Training the 9-Technique vs. Pass

May 17, 2014 | Defending Pass Game, Position Groups, Linebackers

By Mike Kuchar

Senior Research Manager

X&O Labs

Researchers' Note: You can access the raw data of this report - in the form of graphs - by clicking here to read: 9-Technique Statistical Analysis Report.

As a follow up to last week’s report on training your 9-techinque to play the run game (click here to read the report), this week’s research will center on how that 9-technique player could play the pass game.  Again, it’s important to clarify that a 9-technique is any player on the outside tip of the tight end, or third player in a three man surface.  For the purpose of this report, we’ll focus on the outside linebacker type in an even (Diagram 1) or odd (Diagram 2) front.
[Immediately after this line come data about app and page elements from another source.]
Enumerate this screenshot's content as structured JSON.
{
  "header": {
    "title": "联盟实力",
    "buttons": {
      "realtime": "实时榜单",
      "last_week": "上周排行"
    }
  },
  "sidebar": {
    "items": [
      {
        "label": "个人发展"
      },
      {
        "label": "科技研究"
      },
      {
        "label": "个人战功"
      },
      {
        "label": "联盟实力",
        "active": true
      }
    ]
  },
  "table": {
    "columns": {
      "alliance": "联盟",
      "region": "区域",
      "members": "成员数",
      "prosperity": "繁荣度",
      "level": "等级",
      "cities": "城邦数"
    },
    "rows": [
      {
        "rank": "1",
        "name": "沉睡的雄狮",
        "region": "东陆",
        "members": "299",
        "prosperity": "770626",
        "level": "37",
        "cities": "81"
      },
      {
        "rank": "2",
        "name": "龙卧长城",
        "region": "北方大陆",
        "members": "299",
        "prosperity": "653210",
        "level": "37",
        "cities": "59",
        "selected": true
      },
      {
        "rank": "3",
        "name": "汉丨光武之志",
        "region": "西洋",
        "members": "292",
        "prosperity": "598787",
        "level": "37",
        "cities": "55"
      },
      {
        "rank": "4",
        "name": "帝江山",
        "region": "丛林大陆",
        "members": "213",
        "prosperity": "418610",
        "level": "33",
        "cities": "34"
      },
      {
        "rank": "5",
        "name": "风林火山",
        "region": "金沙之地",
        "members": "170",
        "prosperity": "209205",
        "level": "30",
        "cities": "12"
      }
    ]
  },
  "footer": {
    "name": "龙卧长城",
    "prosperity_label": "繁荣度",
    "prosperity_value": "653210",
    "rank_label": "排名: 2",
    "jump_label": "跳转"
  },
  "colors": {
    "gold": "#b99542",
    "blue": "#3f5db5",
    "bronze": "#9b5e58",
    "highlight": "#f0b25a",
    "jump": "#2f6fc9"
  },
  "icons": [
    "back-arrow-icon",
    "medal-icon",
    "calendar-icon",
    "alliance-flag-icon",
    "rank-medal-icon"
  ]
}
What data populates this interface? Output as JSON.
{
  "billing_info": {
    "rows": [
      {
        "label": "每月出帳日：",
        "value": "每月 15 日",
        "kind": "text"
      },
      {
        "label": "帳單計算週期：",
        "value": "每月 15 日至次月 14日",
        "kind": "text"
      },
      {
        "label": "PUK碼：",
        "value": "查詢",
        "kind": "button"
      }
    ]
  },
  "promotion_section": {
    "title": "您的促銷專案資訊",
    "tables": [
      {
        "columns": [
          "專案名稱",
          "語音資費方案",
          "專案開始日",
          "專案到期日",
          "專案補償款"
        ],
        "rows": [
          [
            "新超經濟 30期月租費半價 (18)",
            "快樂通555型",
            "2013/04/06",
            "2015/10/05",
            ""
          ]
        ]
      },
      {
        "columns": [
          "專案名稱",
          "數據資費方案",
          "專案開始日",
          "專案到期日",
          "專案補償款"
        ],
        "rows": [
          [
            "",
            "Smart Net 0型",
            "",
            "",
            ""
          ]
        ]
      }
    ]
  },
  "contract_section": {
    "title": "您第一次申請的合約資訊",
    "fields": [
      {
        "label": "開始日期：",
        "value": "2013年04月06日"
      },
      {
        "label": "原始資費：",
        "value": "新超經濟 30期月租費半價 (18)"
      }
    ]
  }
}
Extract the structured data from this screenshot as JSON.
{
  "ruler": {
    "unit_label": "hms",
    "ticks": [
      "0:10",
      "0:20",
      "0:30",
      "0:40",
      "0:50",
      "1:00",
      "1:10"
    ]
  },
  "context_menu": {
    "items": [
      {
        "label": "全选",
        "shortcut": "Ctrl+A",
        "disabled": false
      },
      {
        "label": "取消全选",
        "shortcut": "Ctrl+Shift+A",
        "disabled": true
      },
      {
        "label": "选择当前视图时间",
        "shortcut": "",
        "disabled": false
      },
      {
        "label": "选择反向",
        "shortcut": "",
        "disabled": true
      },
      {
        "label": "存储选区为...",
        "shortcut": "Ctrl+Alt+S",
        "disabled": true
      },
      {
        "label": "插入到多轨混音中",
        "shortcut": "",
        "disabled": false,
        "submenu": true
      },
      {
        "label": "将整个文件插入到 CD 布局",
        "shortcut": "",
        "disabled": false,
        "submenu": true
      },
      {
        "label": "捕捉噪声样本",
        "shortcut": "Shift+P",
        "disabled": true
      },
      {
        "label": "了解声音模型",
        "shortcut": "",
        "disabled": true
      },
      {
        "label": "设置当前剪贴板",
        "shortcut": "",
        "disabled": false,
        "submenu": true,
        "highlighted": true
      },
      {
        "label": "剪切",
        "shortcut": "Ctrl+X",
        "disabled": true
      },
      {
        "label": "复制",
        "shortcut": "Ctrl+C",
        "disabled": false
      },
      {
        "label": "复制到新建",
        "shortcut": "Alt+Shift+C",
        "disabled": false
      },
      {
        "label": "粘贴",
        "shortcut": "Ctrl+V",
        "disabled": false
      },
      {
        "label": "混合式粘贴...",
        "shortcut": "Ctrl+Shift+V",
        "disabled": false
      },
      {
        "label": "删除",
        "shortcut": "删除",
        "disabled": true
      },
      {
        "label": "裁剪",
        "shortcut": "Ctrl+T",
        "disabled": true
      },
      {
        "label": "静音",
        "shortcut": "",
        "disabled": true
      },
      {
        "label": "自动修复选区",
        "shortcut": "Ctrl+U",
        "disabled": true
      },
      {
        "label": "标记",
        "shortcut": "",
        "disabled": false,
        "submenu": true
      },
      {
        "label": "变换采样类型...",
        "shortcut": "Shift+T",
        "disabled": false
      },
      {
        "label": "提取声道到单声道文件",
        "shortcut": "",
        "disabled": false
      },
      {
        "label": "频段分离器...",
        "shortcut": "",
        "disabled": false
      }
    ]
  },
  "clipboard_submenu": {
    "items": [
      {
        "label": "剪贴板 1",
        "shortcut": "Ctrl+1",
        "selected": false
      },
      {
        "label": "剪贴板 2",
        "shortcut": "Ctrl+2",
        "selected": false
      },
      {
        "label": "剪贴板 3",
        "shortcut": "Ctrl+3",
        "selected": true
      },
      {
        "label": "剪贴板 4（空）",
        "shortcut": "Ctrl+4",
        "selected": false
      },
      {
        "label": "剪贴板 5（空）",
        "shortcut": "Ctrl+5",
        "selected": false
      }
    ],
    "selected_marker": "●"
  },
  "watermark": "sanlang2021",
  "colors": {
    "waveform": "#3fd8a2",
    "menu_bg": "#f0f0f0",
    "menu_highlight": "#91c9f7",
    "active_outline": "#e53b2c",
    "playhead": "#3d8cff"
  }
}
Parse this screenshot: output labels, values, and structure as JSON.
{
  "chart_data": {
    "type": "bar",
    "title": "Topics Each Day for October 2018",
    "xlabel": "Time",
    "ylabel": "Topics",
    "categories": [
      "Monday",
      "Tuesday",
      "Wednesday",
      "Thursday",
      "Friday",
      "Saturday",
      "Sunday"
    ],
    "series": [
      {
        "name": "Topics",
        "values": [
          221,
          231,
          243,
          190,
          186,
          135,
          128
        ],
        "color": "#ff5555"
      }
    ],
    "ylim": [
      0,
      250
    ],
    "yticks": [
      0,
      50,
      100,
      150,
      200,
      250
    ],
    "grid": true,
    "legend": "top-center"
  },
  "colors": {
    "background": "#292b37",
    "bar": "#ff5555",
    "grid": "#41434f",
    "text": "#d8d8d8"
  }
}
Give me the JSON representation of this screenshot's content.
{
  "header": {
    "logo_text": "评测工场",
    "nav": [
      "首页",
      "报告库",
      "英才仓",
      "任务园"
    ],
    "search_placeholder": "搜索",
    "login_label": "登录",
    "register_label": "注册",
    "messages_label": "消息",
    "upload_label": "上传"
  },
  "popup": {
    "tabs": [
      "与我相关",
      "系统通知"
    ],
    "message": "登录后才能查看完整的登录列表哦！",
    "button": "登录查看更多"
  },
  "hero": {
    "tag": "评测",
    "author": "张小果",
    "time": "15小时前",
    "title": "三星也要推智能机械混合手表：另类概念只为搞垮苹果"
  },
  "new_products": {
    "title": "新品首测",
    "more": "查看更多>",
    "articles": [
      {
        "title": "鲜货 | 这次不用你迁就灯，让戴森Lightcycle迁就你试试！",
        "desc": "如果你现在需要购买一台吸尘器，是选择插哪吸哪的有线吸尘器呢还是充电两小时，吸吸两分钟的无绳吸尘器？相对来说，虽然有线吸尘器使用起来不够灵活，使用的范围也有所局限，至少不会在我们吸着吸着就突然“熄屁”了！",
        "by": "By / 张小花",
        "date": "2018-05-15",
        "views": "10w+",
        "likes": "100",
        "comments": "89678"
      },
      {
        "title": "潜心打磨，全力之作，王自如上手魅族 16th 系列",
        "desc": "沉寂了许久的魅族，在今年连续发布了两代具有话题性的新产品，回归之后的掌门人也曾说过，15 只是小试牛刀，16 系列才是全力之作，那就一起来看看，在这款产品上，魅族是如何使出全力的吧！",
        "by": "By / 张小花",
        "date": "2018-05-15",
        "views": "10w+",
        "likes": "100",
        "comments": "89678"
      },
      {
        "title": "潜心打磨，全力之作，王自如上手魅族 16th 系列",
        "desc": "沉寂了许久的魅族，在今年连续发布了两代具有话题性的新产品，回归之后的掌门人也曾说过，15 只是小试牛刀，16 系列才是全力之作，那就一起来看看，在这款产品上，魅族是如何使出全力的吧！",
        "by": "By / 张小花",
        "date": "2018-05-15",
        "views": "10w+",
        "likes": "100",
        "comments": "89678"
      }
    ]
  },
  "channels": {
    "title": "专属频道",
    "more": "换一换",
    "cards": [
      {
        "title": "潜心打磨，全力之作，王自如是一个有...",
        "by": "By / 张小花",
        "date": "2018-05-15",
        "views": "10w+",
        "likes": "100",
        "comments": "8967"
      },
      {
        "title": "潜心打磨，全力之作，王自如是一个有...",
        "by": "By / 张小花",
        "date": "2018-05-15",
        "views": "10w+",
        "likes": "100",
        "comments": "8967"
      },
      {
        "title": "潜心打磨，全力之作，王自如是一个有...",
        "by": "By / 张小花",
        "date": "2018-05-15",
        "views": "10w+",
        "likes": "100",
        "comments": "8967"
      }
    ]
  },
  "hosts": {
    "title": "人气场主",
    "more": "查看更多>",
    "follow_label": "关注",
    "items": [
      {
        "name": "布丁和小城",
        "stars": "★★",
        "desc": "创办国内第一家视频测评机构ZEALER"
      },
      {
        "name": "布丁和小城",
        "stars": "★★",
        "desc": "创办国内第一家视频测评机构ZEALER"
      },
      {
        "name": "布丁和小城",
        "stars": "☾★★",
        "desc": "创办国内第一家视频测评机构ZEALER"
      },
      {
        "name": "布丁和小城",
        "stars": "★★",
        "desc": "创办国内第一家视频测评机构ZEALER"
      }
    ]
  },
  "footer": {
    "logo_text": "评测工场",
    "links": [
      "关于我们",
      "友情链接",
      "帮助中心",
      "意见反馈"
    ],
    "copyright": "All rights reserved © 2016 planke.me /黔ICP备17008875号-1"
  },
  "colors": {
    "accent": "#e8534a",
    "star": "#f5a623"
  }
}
As we detailed in the last report, playing the 9-techinque position is so vital defensively because you must have the speed to rush the passer while having the strength to handle the D gap in the run game.  Combine this with the athleticism required to play zone coverage with the needed speed to play man coverage and you see how important it is to have a player with all these skills.  We wanted to know which kind of player coaches look for when evaluating the 9-techinque defender, so we asked.  We came up with the following results below.  In no particular order:

Qualities of a 9-Technique Defender (Based on Coaches’ Responses) 



  • "I used to be a believer in the bigger DL type body to play end, but over the past years, we have had more success with the faster OLB type." - Kurt Gielink
  • "Our most successful 9-tech were 6-3 to 6-4 basketball swing player type bodies." - Keith Albers
  • "Like any other defensive position the best eagle defenders we have understand how to read blocks. They have to either squeeze a down block, fight a reach block, or see high hat from tackle and get to the flats in our cover 3." - Anonymous Feedback
  • "Fearlessness, usually your best athlete. Someone who is big enough to take on a tight end or even a tackle, but also someone who can drop in coverage, keep contain, and occasionally play man coverage." - Gary Alleva
  • "Too strong for backs to block & too quick for OTs to block. Could out leverage TEs"- Tony Demeo
  • "We like for this player to be physical and quick. He should never get reached and must be able to react flat down the LOS on any down block from the TE. We like for him to be a great speed rusher because his distance from the OT makes that player's pass protection difficult vs. speed."- Rick Wimmer
  • "Relatively long and tall kids. Maybe a bit slow to play OLB consistently but better feet than typical defensive linemen." - John Talley
  • "Our Sam LB is a player most often in a nine technique. We would prefer not to substitute personnel and our Sam also has to play an Apex technique when #2 is removed. Because of this our Sam is usually a bigger safety who has the ability to play in space. Since he is a bigger safety he usually is smaller than the TE and because of this we play him wider when he has to align in a nine technique. The best Sam that I have coached in my four years as a defensive coordinator was about 6'3 215 and former high school safety." - Scott Sperone
  • "We would like a kid that is athletic and can run, but it’s also important that they can use their hands and understand leverage. We won't sacrifice technique for athleticism though. At our level (high school) it’s more important to squeeze and wrong arm than it is to pass rush." - Anonymous Feedback
  • "Our 9-tech player was more like our weak side LB. While most of the time he was a rush end, we did use him for Zone and even Man coverage’s (Man coverage on TE). We felt someone similar to that of the Will LB could handle any of the calls/coverage’s we would use from this technique and wouldn't have to switch him out or be out of position if we had to change our call at the LOS." - Daryl Taaffe

When we started our research, we were under the assumption that the 9-technique defender (if not a defensive lineman) was mainly a pass defender and not a rusher, particularly in odd front defenses.  So, we weren’t that surprised when we got the results of our tally below.

The results between pass defenders and rush defenders in the odd front were pretty much even, mainly because those defenders are usually linebackers in nature.  But when we polled our coaches that run the even defense we’ve found those 9-techique defenders in the Under defense are pass-rushers first, and coverage players second.

So, because our results were split between being pass defenders and pass rushers, in order to accommodate the needs of both defensive structures, we’ll explain both scenarios of the 9-technique being a coverage player as well as a rusher below.  Since the majority of 9-techniques are pass rushers, we’ll start there.

Case 1: Using the 9-Technique as a Rush/Contain Player

Through our research, we’ve found that the 9-technique outside linebacker is rarely a pass rusher unless in pressure situations.  In most of these situations, coaches will play some form or three deep pressure behind it by dropping a safety (Diagram 3).